Multifactor manipulations represent experiments for testing management schemes over many decades (e.g., CO2 enrichment experiments). Nevertheless, there are difficulties with controlling all of the influencing factors, including the impacts of past practices, in multifactor manipulation.
Bottom-up models are based on relevant processes that could, in principle, be validated. However, current models do not include all the important processes, and they are not accurate at all the relevant scales.
Top-down models are based on large-scale processes and aggregate data, enabling the development of a spatial map of carbon fluxes
attributable to each of the major mechanisms, such as fire or tropical regrowth. Workshop participants noted that top-down models are influenced by initial estimates.
Workshop participants also discussed the feasibility and practicality of separating direct and indirect human-induced effects. Many participants expressed the opinion that a quantitative separation of direct and indirect effects in any detail is not practical at this time, and if it were required as part of national inventories, it would add significantly to the reporting costs. Participants also noted that more research and data are needed to separate indirect and direct effects, including improvements in the abilities to measure effects on carbon fluxes. Ian Roy Noble asserted that establishing a baseline—in the absence of indirect or management effects—was not possible at this time, at least to any significantly accurate level. Plot-scale experiments can be used to separate some effects, such as the effects of afforestation from past management effects. However, participants acknowledged that management effects could not be determined in the absence of indirect effects. Others asserted that CO2 and nitrogen fertilization effects or species changes could not be separated out quantitatively at this time, considering the many nonadditive effects that have been observed. Field noted that separating random effects from management impacts will not be possible, over economically and ecologically meaningful domains of space and time.

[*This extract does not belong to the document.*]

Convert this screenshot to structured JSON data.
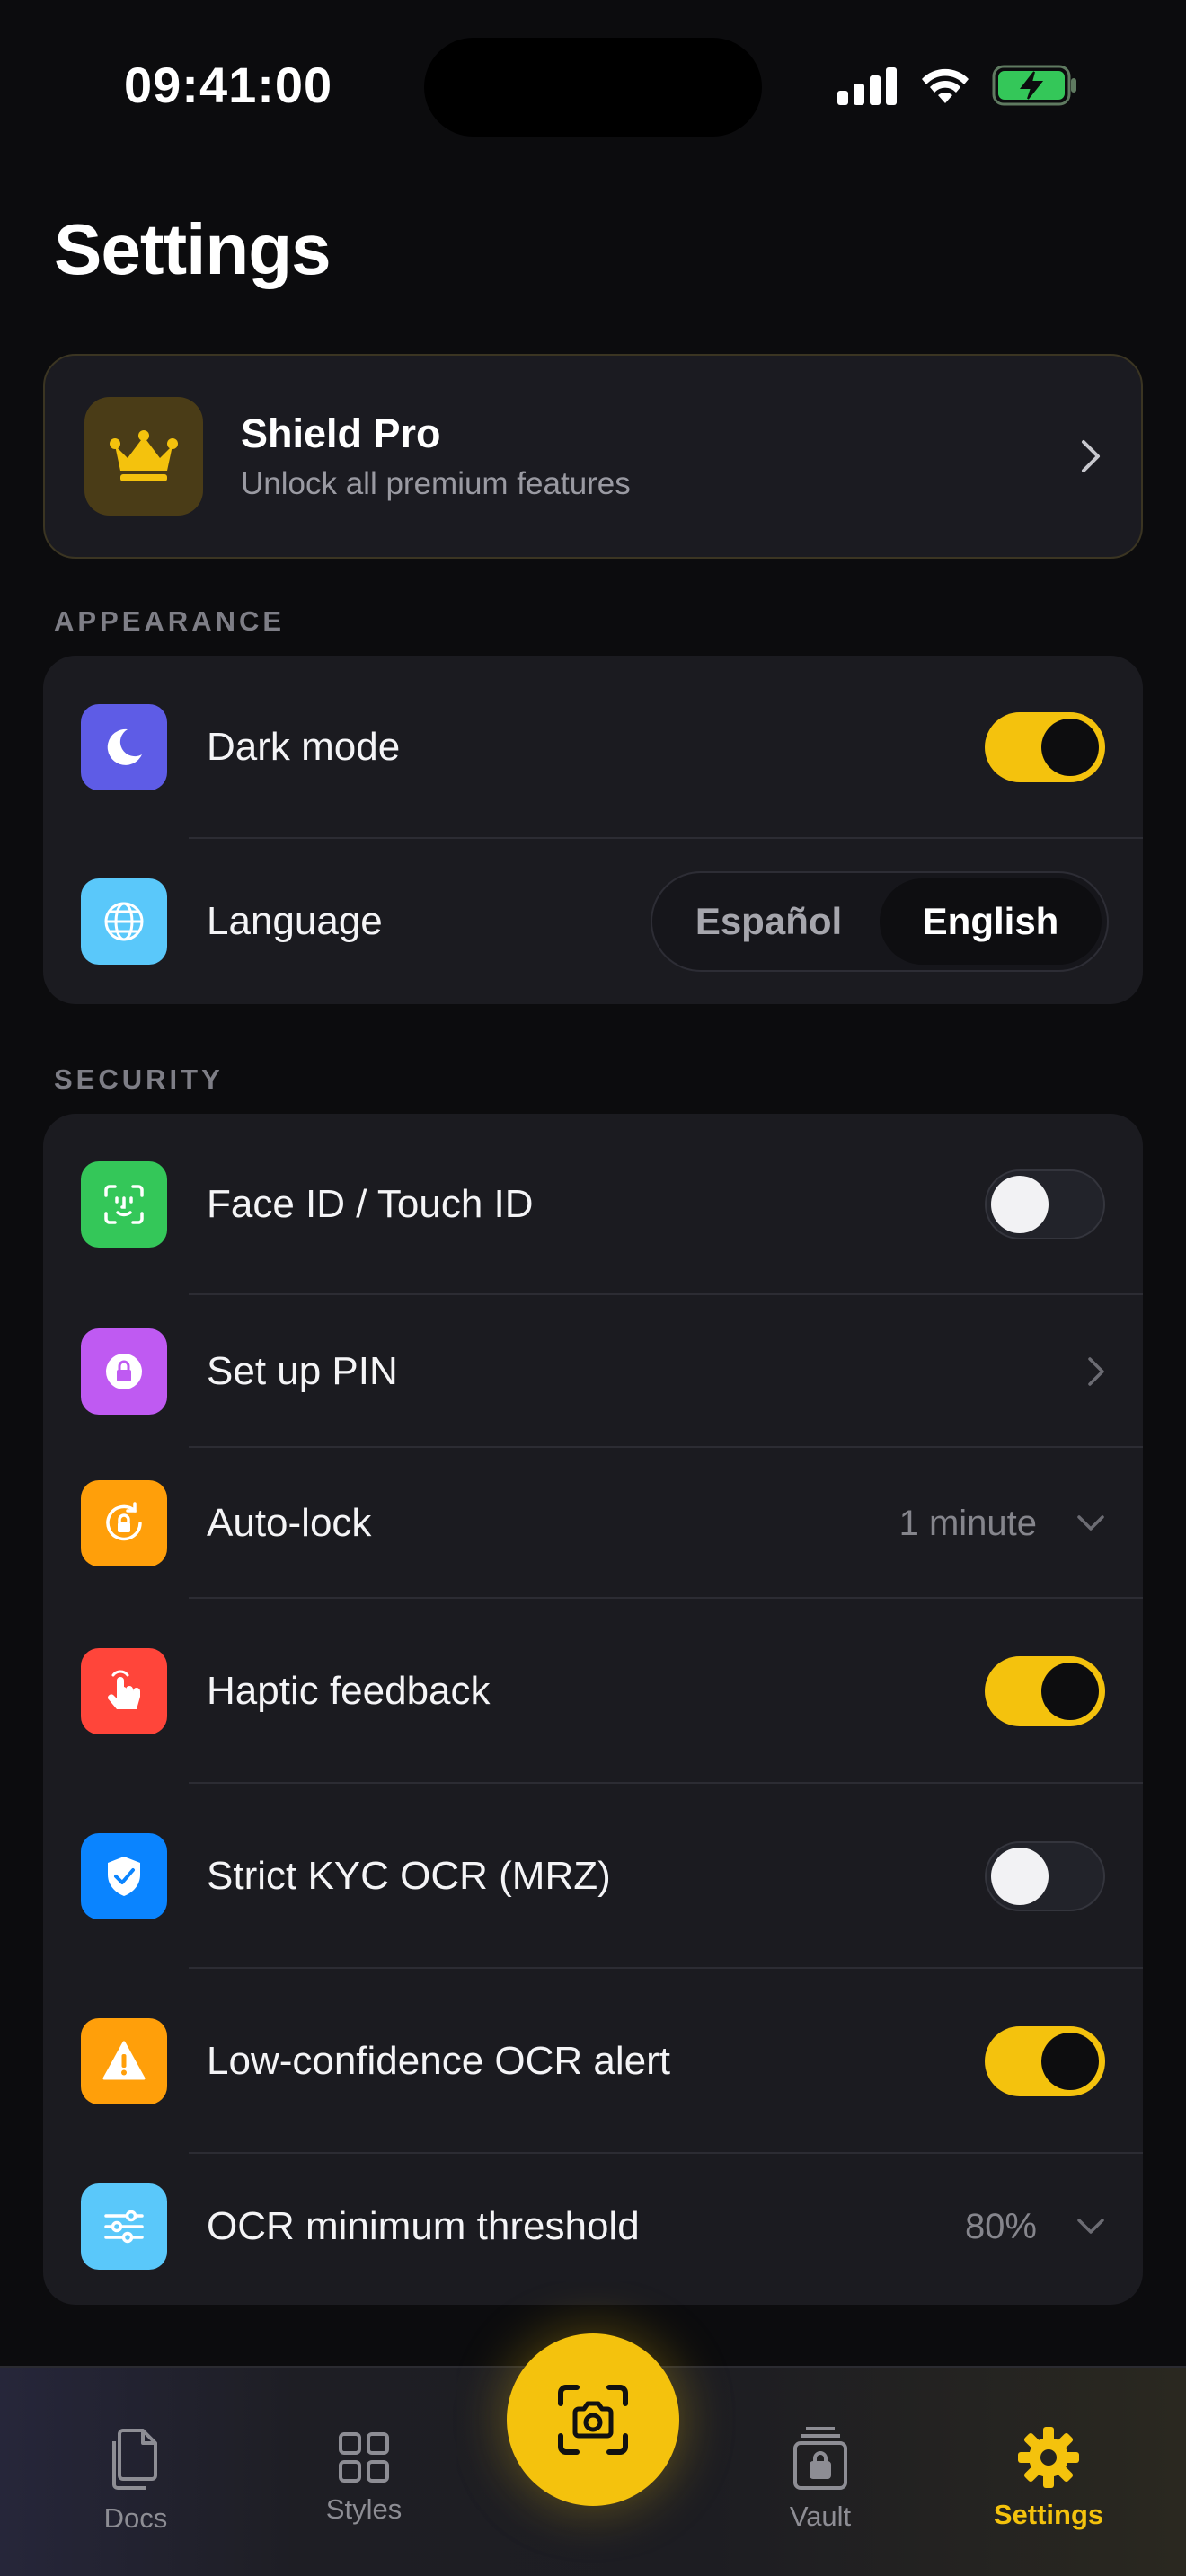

Concerns were also raised about the time frame over which indirect and direct effects could be separated. In order to be relevant to the Kyoto Protocol, controlled experiments would be needed that retrospectively separate management effects from indirect effects back to the year 1990. Such a retrospective separation of effects involves huge challenges. Others questioned whether terrestrial uptake caused by pre-1989 land use changes can be factored out with existing scientific capabilities. One participant suggested developing a bold new approach to study the consequences of different management regimes and strategies, analogous to Long Term Ecological Research sites.
The issue of spatial scaling in the separation of direct and indirect effects was also addressed. Several participants noted that “top-down” estimates of indirect effects do not agree with estimates from scaling plot-level data and urged more research attention to the convergence of the plot-level and global scales. However, others suggested that it would be prohibitively expensive to design and conduct the controlled experiments for a precise bottom-up approach.
Many speakers articulated the need for a broad ecosystem perspective, since many of the relevant processes are interactive and involve other components of the system besides carbon. Carbon exchange effects (including direct and indirect effects) are inherently interactive, and carbon management decisions are rarely made in isolation from other resource management
concerns. Workshop participants said that full carbon accounting inherently requires a broad ecosystem perspective, can help reduce uncertainty, and can make discrimination of management effects more practical in some ways.
While the above methods were not considered to be adequately developed for separation of direct, indirect, and natural effects at this time, several workshop participants expressed optimism that over the next decade or so information from these methods could provide reasonable constraints on estimates of these processes.